Monday's HOT MIC

Monday's HOT MIC

This is a headline on Mediaite right now:

Executive at TheBlaze: If the Truth Can’t Be Profitable ‘We Will Shut Down’

Here's more from the article:

The two went on to discuss the synchronicity between Beck and TheBlaze, and how it factored into their mutual business interests over the years. The conversation eventually arrived at an essay Schreiber recently wrote where he discussed how success for news sources is traditionally defined by their ability to identify the truth.

As Ziegler and Schreiber continued to talk about how objective newscasting has taken a backseat to opinion programming, the latter said TheBlaze will shut down before the outlet goes down that road.

“If we find ourselves in the position that the only way we can be successful financially is to manipulate the audience, we will shut down TheBlaze,” Schreiber said.

Ziegler snarked that that inevitability might not be far away, and Schreiber responded by saying too much of the media focuses on sensationalism and keeping their audiences happy.
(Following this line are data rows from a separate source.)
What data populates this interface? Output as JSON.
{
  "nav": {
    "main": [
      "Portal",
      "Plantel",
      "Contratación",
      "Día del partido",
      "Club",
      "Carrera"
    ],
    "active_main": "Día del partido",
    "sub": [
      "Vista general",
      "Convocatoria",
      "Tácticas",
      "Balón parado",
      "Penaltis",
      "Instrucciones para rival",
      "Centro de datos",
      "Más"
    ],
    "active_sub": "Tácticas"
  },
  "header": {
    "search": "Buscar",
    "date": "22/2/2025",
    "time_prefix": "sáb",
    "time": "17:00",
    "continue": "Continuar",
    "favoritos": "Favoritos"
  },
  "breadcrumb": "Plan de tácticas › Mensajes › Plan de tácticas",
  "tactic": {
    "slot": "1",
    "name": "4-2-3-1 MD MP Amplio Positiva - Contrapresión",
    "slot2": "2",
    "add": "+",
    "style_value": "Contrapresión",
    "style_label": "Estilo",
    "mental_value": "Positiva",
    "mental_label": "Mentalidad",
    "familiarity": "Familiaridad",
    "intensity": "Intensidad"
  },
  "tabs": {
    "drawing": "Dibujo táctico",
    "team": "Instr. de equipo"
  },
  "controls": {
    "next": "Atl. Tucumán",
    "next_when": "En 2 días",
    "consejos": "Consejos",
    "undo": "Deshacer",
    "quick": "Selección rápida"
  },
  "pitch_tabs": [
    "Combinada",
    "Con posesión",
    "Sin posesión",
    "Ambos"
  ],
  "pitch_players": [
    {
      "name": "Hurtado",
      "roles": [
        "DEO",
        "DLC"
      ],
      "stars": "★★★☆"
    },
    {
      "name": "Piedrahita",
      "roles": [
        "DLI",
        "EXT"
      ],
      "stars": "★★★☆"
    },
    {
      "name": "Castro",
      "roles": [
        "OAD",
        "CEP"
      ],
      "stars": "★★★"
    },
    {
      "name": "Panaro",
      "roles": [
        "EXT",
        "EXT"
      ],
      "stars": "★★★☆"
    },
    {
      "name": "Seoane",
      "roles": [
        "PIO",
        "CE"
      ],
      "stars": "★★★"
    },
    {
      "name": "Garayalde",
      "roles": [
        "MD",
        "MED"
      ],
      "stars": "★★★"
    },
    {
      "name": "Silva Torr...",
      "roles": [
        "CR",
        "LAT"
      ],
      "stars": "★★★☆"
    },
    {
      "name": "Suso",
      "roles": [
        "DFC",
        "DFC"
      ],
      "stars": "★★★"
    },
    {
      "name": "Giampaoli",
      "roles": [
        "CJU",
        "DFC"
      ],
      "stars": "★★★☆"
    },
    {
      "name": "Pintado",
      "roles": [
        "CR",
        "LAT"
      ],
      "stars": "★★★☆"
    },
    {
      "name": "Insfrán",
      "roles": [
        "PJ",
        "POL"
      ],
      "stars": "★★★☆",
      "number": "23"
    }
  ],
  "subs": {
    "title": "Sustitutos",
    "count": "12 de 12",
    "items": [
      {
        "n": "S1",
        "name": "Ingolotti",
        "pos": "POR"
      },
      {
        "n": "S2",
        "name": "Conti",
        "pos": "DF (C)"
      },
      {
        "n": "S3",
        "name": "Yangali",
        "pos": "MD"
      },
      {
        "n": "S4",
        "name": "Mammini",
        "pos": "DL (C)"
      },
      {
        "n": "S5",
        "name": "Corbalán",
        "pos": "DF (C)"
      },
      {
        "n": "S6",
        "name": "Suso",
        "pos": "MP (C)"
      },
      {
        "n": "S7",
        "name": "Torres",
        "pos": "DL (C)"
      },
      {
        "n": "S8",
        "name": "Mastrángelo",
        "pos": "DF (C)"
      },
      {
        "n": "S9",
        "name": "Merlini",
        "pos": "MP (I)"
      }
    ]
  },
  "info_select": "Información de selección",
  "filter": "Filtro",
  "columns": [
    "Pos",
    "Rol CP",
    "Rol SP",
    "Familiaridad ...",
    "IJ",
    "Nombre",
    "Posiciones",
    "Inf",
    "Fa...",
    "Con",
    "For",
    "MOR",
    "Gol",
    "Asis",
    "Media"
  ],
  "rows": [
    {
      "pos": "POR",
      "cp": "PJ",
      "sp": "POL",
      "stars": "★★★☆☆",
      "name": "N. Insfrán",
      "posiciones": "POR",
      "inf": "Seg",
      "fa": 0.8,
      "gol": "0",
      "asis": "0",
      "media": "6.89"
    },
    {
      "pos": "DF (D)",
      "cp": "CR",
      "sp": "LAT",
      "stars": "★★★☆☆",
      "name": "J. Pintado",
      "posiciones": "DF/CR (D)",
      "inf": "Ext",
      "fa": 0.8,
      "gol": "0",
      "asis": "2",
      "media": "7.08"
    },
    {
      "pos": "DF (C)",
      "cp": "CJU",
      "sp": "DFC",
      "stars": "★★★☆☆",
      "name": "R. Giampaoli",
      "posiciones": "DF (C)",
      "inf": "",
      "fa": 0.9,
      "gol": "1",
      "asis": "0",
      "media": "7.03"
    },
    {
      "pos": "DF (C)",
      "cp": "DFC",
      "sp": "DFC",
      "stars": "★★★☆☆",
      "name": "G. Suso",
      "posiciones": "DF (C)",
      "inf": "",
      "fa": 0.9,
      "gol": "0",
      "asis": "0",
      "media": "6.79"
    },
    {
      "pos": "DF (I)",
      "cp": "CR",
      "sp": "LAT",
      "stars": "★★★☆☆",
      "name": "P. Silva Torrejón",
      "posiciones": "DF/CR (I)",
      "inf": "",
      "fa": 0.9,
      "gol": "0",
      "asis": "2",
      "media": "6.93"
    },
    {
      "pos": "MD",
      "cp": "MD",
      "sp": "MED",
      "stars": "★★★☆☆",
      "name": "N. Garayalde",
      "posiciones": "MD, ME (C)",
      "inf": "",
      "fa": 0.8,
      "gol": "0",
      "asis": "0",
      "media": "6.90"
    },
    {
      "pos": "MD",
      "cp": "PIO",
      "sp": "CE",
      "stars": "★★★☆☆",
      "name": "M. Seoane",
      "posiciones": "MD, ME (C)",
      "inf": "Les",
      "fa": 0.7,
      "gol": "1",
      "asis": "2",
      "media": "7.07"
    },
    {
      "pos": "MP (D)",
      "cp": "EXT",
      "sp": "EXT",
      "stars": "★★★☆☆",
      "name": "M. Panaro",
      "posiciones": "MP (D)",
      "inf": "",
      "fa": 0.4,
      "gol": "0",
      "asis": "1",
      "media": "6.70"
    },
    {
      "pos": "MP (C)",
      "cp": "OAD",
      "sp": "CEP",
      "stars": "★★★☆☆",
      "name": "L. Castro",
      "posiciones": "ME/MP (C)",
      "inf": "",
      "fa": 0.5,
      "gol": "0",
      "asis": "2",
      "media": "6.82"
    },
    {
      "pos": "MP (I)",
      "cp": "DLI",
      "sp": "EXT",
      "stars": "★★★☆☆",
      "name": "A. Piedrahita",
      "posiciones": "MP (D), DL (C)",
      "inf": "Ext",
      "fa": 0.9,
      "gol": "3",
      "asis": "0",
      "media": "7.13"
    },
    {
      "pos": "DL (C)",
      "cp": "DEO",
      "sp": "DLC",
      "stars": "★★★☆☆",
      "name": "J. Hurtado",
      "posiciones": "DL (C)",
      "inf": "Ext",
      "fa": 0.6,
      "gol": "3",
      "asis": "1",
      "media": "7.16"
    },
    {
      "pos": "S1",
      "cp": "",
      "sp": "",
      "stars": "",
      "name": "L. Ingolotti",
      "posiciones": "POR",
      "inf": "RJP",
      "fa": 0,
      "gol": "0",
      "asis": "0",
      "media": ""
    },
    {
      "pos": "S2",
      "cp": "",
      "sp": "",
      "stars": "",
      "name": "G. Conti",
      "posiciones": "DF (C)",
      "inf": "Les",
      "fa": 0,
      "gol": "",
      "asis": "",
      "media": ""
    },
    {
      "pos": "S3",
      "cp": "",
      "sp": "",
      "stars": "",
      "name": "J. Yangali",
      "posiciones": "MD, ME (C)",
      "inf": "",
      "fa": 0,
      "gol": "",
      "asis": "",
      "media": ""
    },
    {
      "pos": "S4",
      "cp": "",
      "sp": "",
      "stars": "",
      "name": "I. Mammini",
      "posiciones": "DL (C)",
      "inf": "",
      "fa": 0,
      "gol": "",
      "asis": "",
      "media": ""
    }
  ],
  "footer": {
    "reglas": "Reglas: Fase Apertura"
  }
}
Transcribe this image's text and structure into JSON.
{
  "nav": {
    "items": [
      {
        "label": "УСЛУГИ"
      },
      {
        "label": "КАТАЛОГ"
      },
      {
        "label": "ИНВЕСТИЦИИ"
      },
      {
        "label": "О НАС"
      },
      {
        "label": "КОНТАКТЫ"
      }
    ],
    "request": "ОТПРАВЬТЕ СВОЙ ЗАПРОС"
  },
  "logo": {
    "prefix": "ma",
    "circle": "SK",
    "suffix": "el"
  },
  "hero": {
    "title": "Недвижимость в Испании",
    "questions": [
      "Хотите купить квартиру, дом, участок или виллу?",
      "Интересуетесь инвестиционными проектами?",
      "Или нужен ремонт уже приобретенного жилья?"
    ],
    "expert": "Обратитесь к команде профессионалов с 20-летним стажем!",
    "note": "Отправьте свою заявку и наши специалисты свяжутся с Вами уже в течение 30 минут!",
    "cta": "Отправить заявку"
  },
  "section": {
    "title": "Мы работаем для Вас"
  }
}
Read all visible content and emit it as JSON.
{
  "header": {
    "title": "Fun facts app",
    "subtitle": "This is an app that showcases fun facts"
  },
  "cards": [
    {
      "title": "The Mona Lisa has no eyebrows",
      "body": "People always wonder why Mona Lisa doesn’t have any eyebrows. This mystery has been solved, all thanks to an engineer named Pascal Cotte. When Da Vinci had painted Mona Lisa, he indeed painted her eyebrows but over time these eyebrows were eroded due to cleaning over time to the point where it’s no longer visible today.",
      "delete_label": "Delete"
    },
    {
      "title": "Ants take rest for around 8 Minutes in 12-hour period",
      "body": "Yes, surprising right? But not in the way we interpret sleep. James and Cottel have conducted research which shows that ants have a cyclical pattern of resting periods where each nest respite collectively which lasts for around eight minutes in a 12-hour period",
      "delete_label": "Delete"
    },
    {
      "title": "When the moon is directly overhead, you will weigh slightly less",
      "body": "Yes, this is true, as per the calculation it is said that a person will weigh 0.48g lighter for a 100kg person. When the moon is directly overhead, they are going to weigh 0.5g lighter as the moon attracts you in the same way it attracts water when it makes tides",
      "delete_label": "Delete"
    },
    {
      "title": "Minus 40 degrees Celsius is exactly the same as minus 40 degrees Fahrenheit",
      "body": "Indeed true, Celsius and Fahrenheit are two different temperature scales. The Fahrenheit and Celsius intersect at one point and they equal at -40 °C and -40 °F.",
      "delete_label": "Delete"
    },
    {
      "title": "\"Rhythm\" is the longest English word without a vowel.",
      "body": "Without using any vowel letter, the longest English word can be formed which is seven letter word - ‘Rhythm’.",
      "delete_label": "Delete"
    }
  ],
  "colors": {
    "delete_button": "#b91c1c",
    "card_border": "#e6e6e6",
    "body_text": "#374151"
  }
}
Schreiber also argued that TheBlaze tries to focus on educating viewers and presenting useful information instead.

I would posit that once you take on the posture that you are "educating" your audience, you are attempting to manipulate it, however subtly.

Honestly, objective, truthful news reporting hasn't been the focus of the MSM for so long that it may be almost unrecognizable to the general public. Conservative opinion sites find audiences in people who long ago grew weary of the feigned objectivity of America's major news organizations. They like knowing that a writer or on-air personality leans in a definite political direction. That's not to say they don't want news, but news can be presented by someone with a definite bias. For example, when I write about the problems with government health care from a conservative perspective, my opinion doesn't change the objective facts. The numbers are real, and anyone is free to agree or disagree with my assessment of what they need.

As a professional entertainer, I learned early on that it's about what the audience wants, and not what I want. I don't write jokes or columns for myself. Any individual or business that depends upon an audience ultimately does have to understand this if they want to continue what they are doing.

There is definitely a market for "useful information," but there is also a lot of competition out there. It has to be presented in a way that will stand out and keep an audience coming back for more.